Omitting the pictures, restate all of the entries below exactly.

EXERCISE INPUT: Begin

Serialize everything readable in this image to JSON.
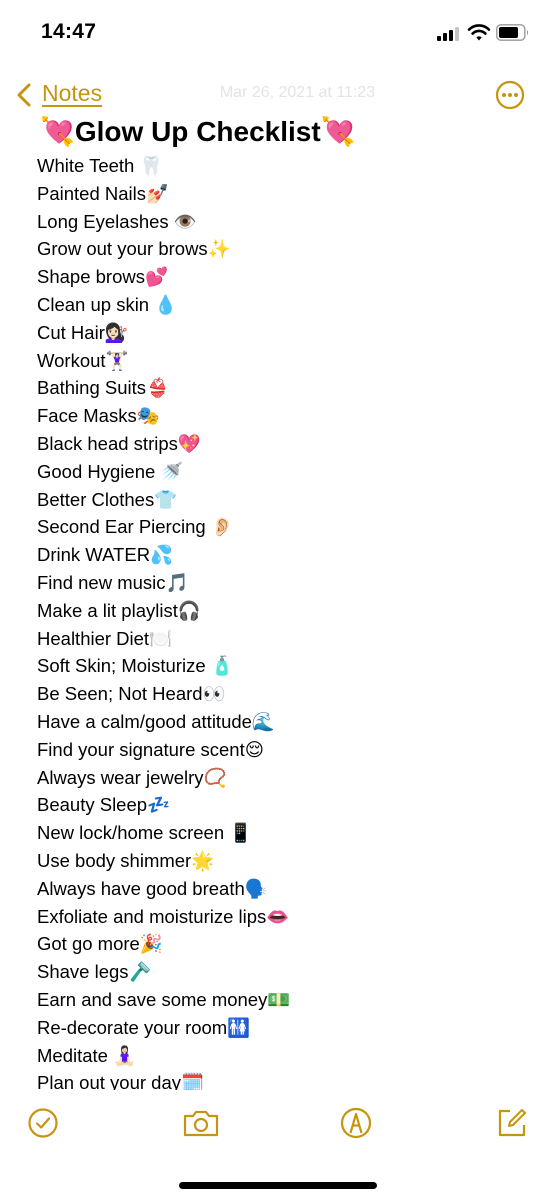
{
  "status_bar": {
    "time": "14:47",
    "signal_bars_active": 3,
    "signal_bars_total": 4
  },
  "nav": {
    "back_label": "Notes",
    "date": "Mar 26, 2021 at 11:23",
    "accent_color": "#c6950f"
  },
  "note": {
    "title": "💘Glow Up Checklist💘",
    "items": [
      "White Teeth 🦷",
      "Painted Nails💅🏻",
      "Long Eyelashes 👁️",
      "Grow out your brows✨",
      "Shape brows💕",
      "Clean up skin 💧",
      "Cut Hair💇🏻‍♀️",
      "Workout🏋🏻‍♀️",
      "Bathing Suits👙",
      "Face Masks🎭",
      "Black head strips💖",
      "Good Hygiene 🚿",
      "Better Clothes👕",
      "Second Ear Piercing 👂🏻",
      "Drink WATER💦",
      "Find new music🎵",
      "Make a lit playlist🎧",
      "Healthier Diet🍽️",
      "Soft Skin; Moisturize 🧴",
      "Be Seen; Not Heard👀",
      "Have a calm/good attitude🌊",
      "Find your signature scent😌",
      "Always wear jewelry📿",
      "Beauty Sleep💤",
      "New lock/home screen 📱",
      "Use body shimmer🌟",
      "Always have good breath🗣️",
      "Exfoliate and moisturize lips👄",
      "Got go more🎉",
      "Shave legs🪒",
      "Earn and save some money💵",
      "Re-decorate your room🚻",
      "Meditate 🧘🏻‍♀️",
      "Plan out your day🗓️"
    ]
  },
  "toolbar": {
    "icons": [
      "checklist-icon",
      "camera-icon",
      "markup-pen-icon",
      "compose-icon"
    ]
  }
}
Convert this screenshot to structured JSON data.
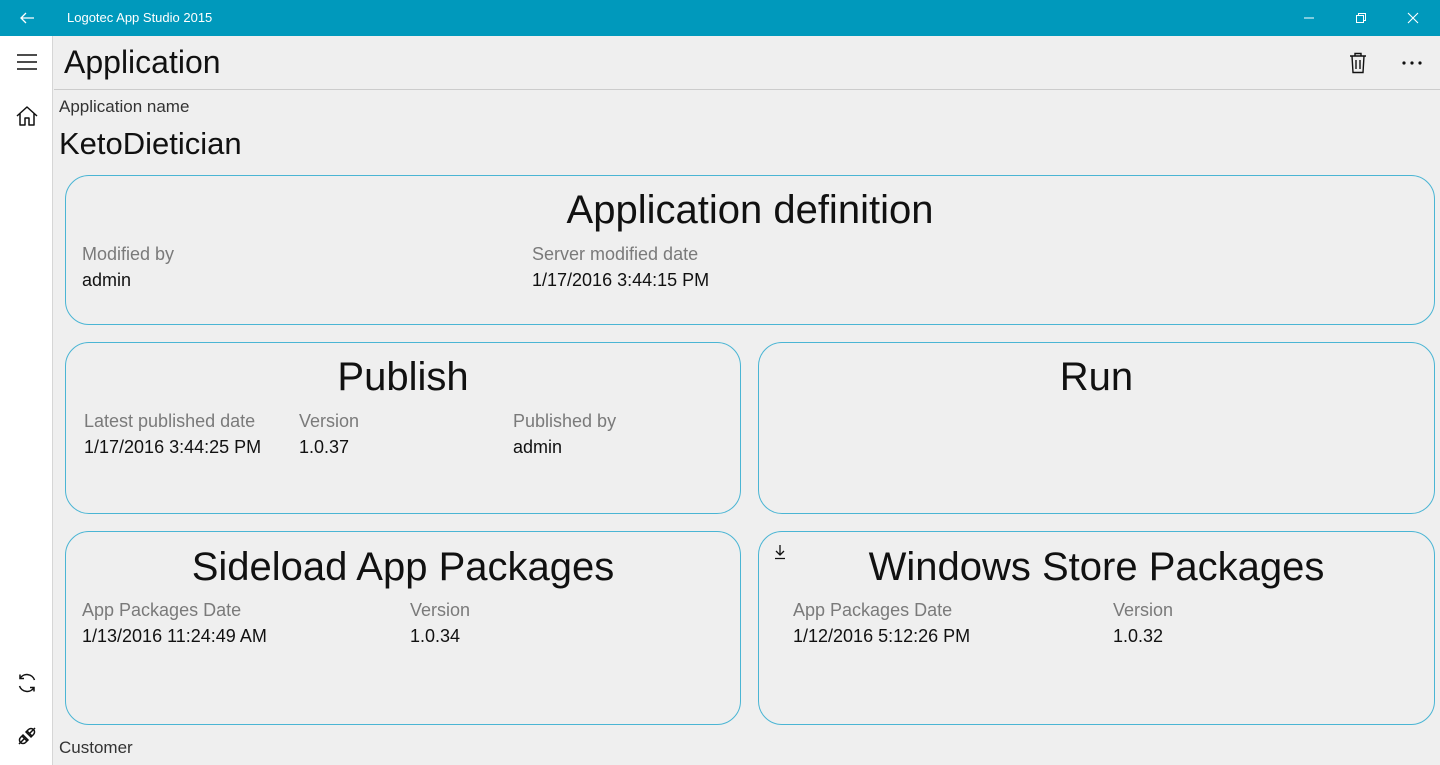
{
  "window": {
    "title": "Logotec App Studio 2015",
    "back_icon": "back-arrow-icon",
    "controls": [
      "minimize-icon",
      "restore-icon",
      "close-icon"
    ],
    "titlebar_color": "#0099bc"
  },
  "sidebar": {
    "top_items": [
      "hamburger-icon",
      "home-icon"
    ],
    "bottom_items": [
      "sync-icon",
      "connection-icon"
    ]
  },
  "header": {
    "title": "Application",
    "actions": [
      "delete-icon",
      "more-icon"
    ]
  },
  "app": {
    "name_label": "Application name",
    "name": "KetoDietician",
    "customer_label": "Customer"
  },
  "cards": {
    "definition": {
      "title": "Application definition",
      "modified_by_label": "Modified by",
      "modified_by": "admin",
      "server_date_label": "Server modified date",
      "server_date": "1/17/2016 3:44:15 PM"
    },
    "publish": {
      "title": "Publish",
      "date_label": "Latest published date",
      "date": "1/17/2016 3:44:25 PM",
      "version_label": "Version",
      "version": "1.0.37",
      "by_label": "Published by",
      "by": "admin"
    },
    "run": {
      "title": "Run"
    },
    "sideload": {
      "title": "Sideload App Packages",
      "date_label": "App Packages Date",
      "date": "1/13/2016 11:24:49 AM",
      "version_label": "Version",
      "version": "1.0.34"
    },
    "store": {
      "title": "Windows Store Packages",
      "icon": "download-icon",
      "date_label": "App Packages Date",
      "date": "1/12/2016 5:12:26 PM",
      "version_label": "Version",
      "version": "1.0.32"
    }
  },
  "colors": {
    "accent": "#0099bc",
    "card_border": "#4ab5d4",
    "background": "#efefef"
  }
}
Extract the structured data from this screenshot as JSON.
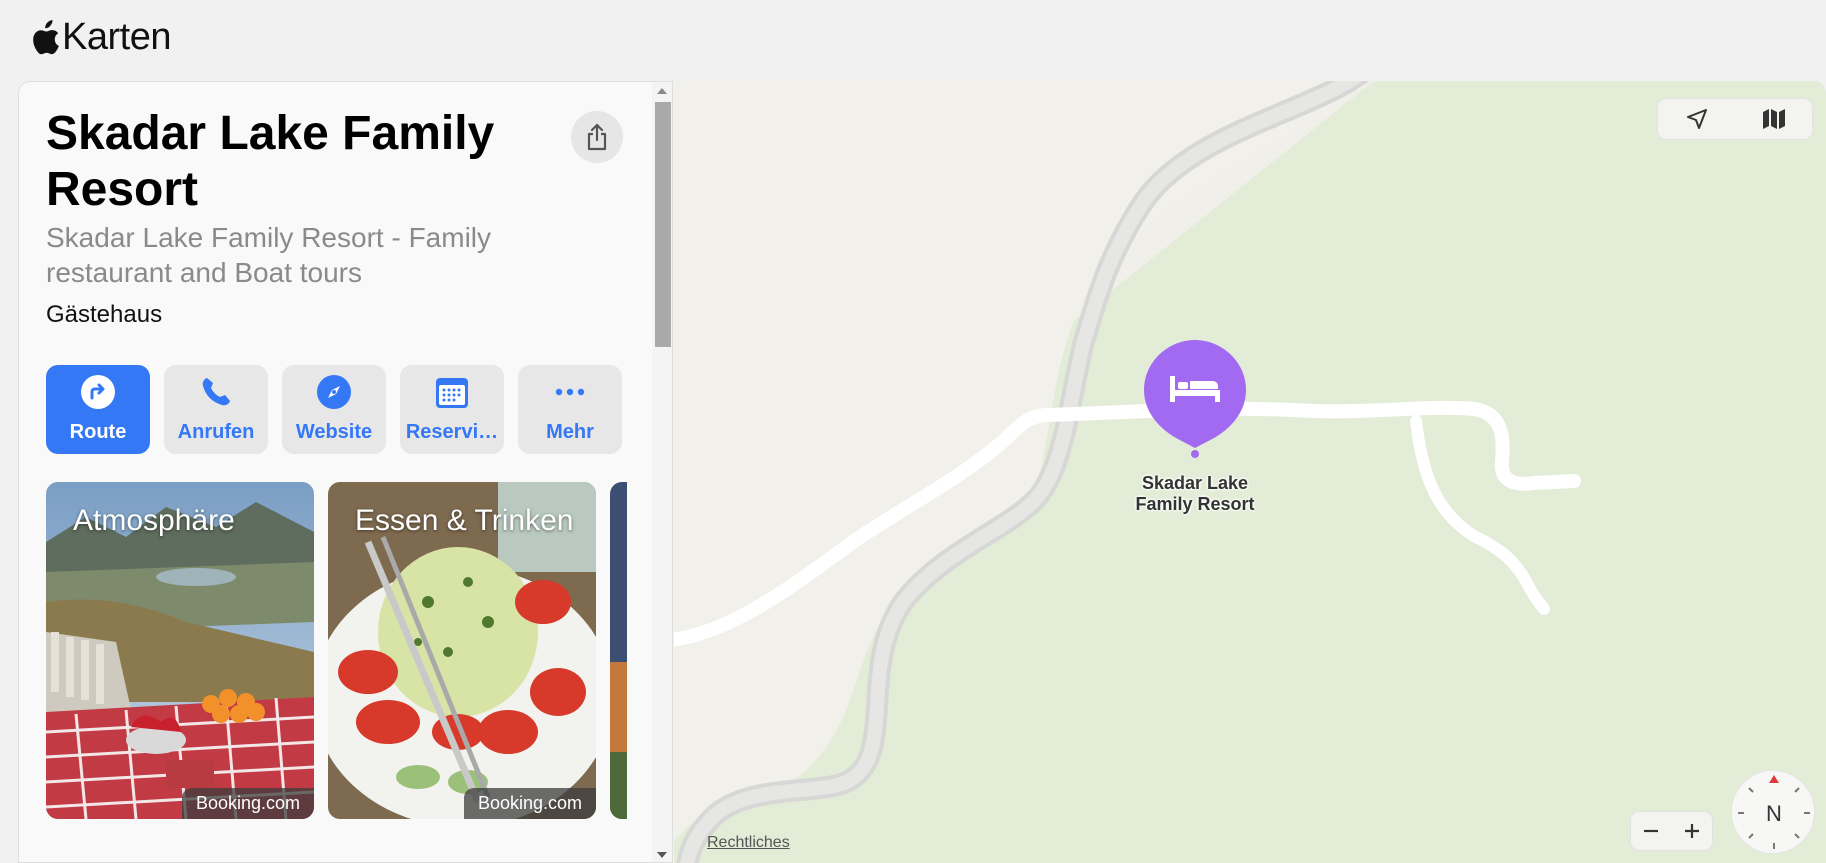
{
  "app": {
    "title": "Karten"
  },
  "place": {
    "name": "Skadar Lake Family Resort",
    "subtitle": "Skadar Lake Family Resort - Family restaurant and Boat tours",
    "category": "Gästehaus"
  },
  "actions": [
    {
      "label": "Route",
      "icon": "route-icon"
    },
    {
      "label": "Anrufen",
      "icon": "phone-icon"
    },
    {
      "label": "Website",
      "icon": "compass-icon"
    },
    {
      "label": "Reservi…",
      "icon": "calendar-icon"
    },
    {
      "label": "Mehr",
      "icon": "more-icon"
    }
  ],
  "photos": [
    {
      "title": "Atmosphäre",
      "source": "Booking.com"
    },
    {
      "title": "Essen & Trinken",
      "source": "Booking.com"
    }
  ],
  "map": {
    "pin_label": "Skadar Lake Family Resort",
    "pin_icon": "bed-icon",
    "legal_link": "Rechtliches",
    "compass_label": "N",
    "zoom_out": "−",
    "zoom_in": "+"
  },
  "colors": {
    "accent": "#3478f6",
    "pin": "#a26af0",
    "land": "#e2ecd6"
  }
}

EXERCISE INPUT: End

**SOLVED EXERCISE:**
Serialize everything readable in this image to JSON.
{
  "status_bar": {
    "time": "14:47",
    "signal_bars_active": 3,
    "signal_bars_total": 4
  },
  "nav": {
    "back_label": "Notes",
    "date": "Mar 26, 2021 at 11:23",
    "accent_color": "#c6950f"
  },
  "note": {
    "title": "💘Glow Up Checklist💘",
    "items": [
      "White Teeth 🦷",
      "Painted Nails💅🏻",
      "Long Eyelashes 👁️",
      "Grow out your brows✨",
      "Shape brows💕",
      "Clean up skin 💧",
      "Cut Hair💇🏻‍♀️",
      "Workout🏋🏻‍♀️",
      "Bathing Suits👙",
      "Face Masks🎭",
      "Black head strips💖",
      "Good Hygiene 🚿",
      "Better Clothes👕",
      "Second Ear Piercing 👂🏻",
      "Drink WATER💦",
      "Find new music🎵",
      "Make a lit playlist🎧",
      "Healthier Diet🍽️",
      "Soft Skin; Moisturize 🧴",
      "Be Seen; Not Heard👀",
      "Have a calm/good attitude🌊",
      "Find your signature scent😌",
      "Always wear jewelry📿",
      "Beauty Sleep💤",
      "New lock/home screen 📱",
      "Use body shimmer🌟",
      "Always have good breath🗣️",
      "Exfoliate and moisturize lips👄",
      "Got go more🎉",
      "Shave legs🪒",
      "Earn and save some money💵",
      "Re-decorate your room🚻",
      "Meditate 🧘🏻‍♀️",
      "Plan out your day🗓️"
    ]
  },
  "toolbar": {
    "icons": [
      "checklist-icon",
      "camera-icon",
      "markup-pen-icon",
      "compose-icon"
    ]
  }
}
Convert this screenshot to structured JSON data.
{
  "window": {
    "title": "Logotec App Studio 2015",
    "back_icon": "back-arrow-icon",
    "controls": [
      "minimize-icon",
      "restore-icon",
      "close-icon"
    ],
    "titlebar_color": "#0099bc"
  },
  "sidebar": {
    "top_items": [
      "hamburger-icon",
      "home-icon"
    ],
    "bottom_items": [
      "sync-icon",
      "connection-icon"
    ]
  },
  "header": {
    "title": "Application",
    "actions": [
      "delete-icon",
      "more-icon"
    ]
  },
  "app": {
    "name_label": "Application name",
    "name": "KetoDietician",
    "customer_label": "Customer"
  },
  "cards": {
    "definition": {
      "title": "Application definition",
      "modified_by_label": "Modified by",
      "modified_by": "admin",
      "server_date_label": "Server modified date",
      "server_date": "1/17/2016 3:44:15 PM"
    },
    "publish": {
      "title": "Publish",
      "date_label": "Latest published date",
      "date": "1/17/2016 3:44:25 PM",
      "version_label": "Version",
      "version": "1.0.37",
      "by_label": "Published by",
      "by": "admin"
    },
    "run": {
      "title": "Run"
    },
    "sideload": {
      "title": "Sideload App Packages",
      "date_label": "App Packages Date",
      "date": "1/13/2016 11:24:49 AM",
      "version_label": "Version",
      "version": "1.0.34"
    },
    "store": {
      "title": "Windows Store Packages",
      "icon": "download-icon",
      "date_label": "App Packages Date",
      "date": "1/12/2016 5:12:26 PM",
      "version_label": "Version",
      "version": "1.0.32"
    }
  },
  "colors": {
    "accent": "#0099bc",
    "card_border": "#4ab5d4",
    "background": "#efefef"
  }
}
Extract the structured data from this screenshot as JSON.
{
  "app": {
    "title": "Karten"
  },
  "place": {
    "name": "Skadar Lake Family Resort",
    "subtitle": "Skadar Lake Family Resort - Family restaurant and Boat tours",
    "category": "Gästehaus"
  },
  "actions": [
    {
      "label": "Route",
      "icon": "route-icon"
    },
    {
      "label": "Anrufen",
      "icon": "phone-icon"
    },
    {
      "label": "Website",
      "icon": "compass-icon"
    },
    {
      "label": "Reservi…",
      "icon": "calendar-icon"
    },
    {
      "label": "Mehr",
      "icon": "more-icon"
    }
  ],
  "photos": [
    {
      "title": "Atmosphäre",
      "source": "Booking.com"
    },
    {
      "title": "Essen & Trinken",
      "source": "Booking.com"
    }
  ],
  "map": {
    "pin_label": "Skadar Lake Family Resort",
    "pin_icon": "bed-icon",
    "legal_link": "Rechtliches",
    "compass_label": "N",
    "zoom_out": "−",
    "zoom_in": "+"
  },
  "colors": {
    "accent": "#3478f6",
    "pin": "#a26af0",
    "land": "#e2ecd6"
  }
}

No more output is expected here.